Perhaps the number one thing that drew me to Nicaragua was it’s people. Every time I visited Nicaragua I was amazed at the love, passion, humility, and fortitude of the Nicaraguan people. They are a pleasure to both serve and to learn from. Yet, just like adjusting to any culture, there are some aspects here that make me shake my head. Now, to be fair, there were aspects of my previous two communities in the States I judged as well (I never understood why Wisconsinites put noodles in their chili, or why all dishes in Iowa require a can of creamy soup). Lately, I’ve been deriding the Nicaraguan practice of wetting down dirt roads in the morning. First of all, this means that my shoes are constantly getting muddy, which means my floor is constantly getting muddy. Second, it seems quite senseless to me, as Nicaragua has a major water shortage (there is a community near us in rapid decline because of its lack of a secure water source). Every time I see someone throwing a bucket of water on the street I want to scream about what a waste it is.
Really, its ridiculously for me to be judging this Nicaraguan practice. First of all, there is a rationale to it. It’s currently the dry and windy season, which means TONS of dust. This dust not only constantly gets things dirty, but can cause problems with breathing and damage machinery. By wetting down the roads every morning people are helping to minimize these problems, which they see as worth the expenditure as water. Second, what right does an American have to judge others about water usage? We water our lawns simply for beauty, take exceedingly long showers, think little about water usage in our homes, and more. Yet, despite my own wastefulness of water, here I am judging the people of Nicaragua.
Here’s my point in all this. We spend WAY too much of time and energy judging others. We judge their behavior, spending, driving, politics, appearance, preferences, and so much more. Often, I fear we spend more time judging the behavior of others then we do doing two things that are vastly more important: judging and confessing our own behaviors and loving others. As we go about this new year lets all try to live it in light of the following advice from Paul:

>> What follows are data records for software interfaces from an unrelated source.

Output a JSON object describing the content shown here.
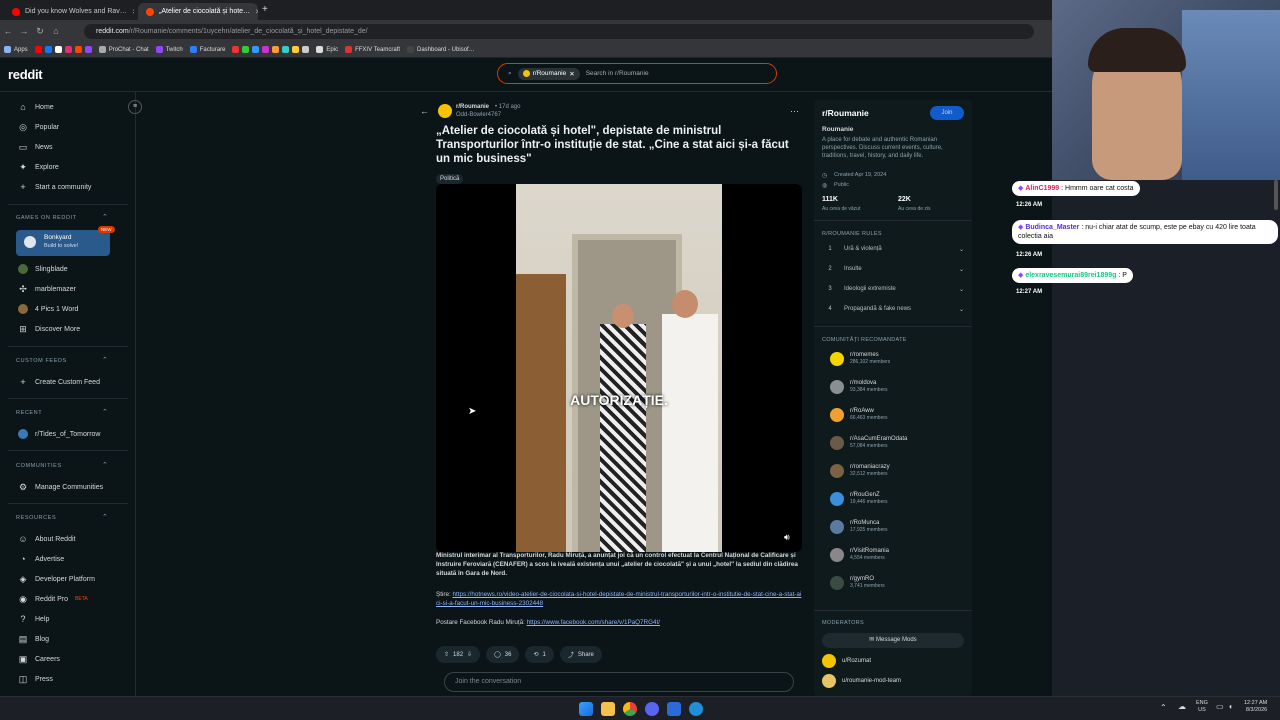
{
  "browser": {
    "tabs": [
      {
        "title": "Did you know Wolves and Rav…",
        "favicon_color": "#ff0000"
      },
      {
        "title": "„Atelier de ciocolată și hote…",
        "favicon_color": "#ff4500"
      }
    ],
    "url_host": "reddit.com",
    "url_path": "/r/Roumanie/comments/1uycehn/atelier_de_ciocolată_și_hotel_depistate_de/",
    "bookmarks": [
      "Apps",
      "ProChat - Chat",
      "Twitch",
      "Facturare",
      "Epic",
      "FFXIV Teamcraft",
      "Dashboard - Ubisof…"
    ]
  },
  "reddit": {
    "logo": "reddit",
    "search": {
      "chip": "r/Roumanie",
      "placeholder": "Search in r/Roumanie"
    }
  },
  "leftnav": {
    "main": [
      "Home",
      "Popular",
      "News",
      "Explore",
      "Start a community"
    ],
    "games_title": "GAMES ON REDDIT",
    "bonkyard": {
      "name": "Bonkyard",
      "sub": "Build to solve!",
      "badge": "NEW"
    },
    "games": [
      "Slingblade",
      "marblemazer",
      "4 Pics 1 Word",
      "Discover More"
    ],
    "custom_title": "CUSTOM FEEDS",
    "custom": [
      "Create Custom Feed"
    ],
    "recent_title": "RECENT",
    "recent": [
      "r/Tides_of_Tomorrow"
    ],
    "communities_title": "COMMUNITIES",
    "communities": [
      "Manage Communities"
    ],
    "resources_title": "RESOURCES",
    "resources": [
      "About Reddit",
      "Advertise",
      "Developer Platform",
      "Reddit Pro",
      "Help",
      "Blog",
      "Careers",
      "Press"
    ],
    "beta": "BETA"
  },
  "post": {
    "subreddit": "r/Roumanie",
    "age": "• 17d ago",
    "author": "Odd-Bowler4767",
    "title": "„Atelier de ciocolată și hotel\", depistate de ministrul Transporturilor într-o instituție de stat. „Cine a stat aici și-a făcut un mic business\"",
    "flair": "Politică",
    "video_caption": "AUTORIZAȚIE.",
    "body": "Ministrul interimar al Transporturilor, Radu Miruță, a anunțat joi că un control efectuat la Centrul Național de Calificare și Instruire Feroviară (CENAFER) a scos la iveală existența unui „atelier de ciocolată\" și a unui „hotel\" la sediul din clădirea situată în Gara de Nord.",
    "stire_label": "Știre:",
    "stire_link": "https://hotnews.ro/video-atelier-de-ciocolata-si-hotel-depistate-de-ministrul-transporturilor-intr-o-institutie-de-stat-cine-a-stat-aici-si-a-facut-un-mic-business-2302448",
    "fb_label": "Postare Facebook Radu Miruță:",
    "fb_link": "https://www.facebook.com/share/v/1PaQ7RG4t/",
    "votes": "182",
    "comments": "36",
    "crossposts": "1",
    "share": "Share",
    "join_placeholder": "Join the conversation"
  },
  "rside": {
    "name": "r/Roumanie",
    "join": "Join",
    "subtitle": "Roumanie",
    "desc": "A place for debate and authentic Romanian perspectives. Discuss current events, culture, traditions, travel, history, and daily life.",
    "created": "Created Apr 19, 2024",
    "visibility": "Public",
    "weekly_visitors": "111K",
    "weekly_visitors_label": "Au ceva de văzut",
    "weekly_contrib": "22K",
    "weekly_contrib_label": "Au ceva de zis",
    "rules_title": "R/ROUMANIE RULES",
    "rules": [
      {
        "n": "1",
        "t": "Ură & violență"
      },
      {
        "n": "2",
        "t": "Insulte"
      },
      {
        "n": "3",
        "t": "Ideologii extremiste"
      },
      {
        "n": "4",
        "t": "Propagandă & fake news"
      }
    ],
    "recommended_title": "COMUNITĂȚI RECOMANDATE",
    "recommended": [
      {
        "name": "r/romemes",
        "members": "286,102 members",
        "color": "#f5d400"
      },
      {
        "name": "r/moldova",
        "members": "93,384 members",
        "color": "#8a8f94"
      },
      {
        "name": "r/RoAww",
        "members": "66,463 members",
        "color": "#f0a030"
      },
      {
        "name": "r/AsaCumEramOdata",
        "members": "57,084 members",
        "color": "#6b5a48"
      },
      {
        "name": "r/romaniacrazy",
        "members": "32,512 members",
        "color": "#7a6242"
      },
      {
        "name": "r/RouGenZ",
        "members": "19,446 members",
        "color": "#3a8fd8"
      },
      {
        "name": "r/RoMunca",
        "members": "17,925 members",
        "color": "#5a7aa0"
      },
      {
        "name": "r/VisitRomania",
        "members": "4,554 members",
        "color": "#888"
      },
      {
        "name": "r/gymRO",
        "members": "3,741 members",
        "color": "#3a4a44"
      }
    ],
    "moderators_title": "MODERATORS",
    "message_mods": "Message Mods",
    "mods": [
      "u/Rozumat",
      "u/roumanie-mod-team"
    ]
  },
  "stream": {
    "chat": [
      {
        "user": "AlinC1999",
        "text": "Hmmm oare cat costa",
        "time": "12:26 AM",
        "user_color": "#e0245e"
      },
      {
        "user": "Budinca_Master",
        "text": "nu-i chiar atat de scump, este pe ebay cu 420 lire toata colectia aia",
        "time": "12:26 AM",
        "user_color": "#5a2bd8"
      },
      {
        "user": "elexravesemurai89rei1899g",
        "text": "P",
        "time": "12:27 AM",
        "user_color": "#16c784"
      }
    ]
  },
  "taskbar": {
    "lang": "ENG",
    "region": "US",
    "time": "12:27 AM",
    "date": "8/3/2026"
  }
}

Why do you pass judgment on your brother? Or you, why do you despise your brother? For we will all stand before the judgment seat of God; for it is written,“As I live, says the Lord, every knee shall bow to me, and every tongue shall confess to God.” So then each of us will give an account of himself to God. Therefore let us not pass judgment on one another any longer, but rather decide never to put a stumbling block or hindrance in the way of a brother. Romans 14:10-13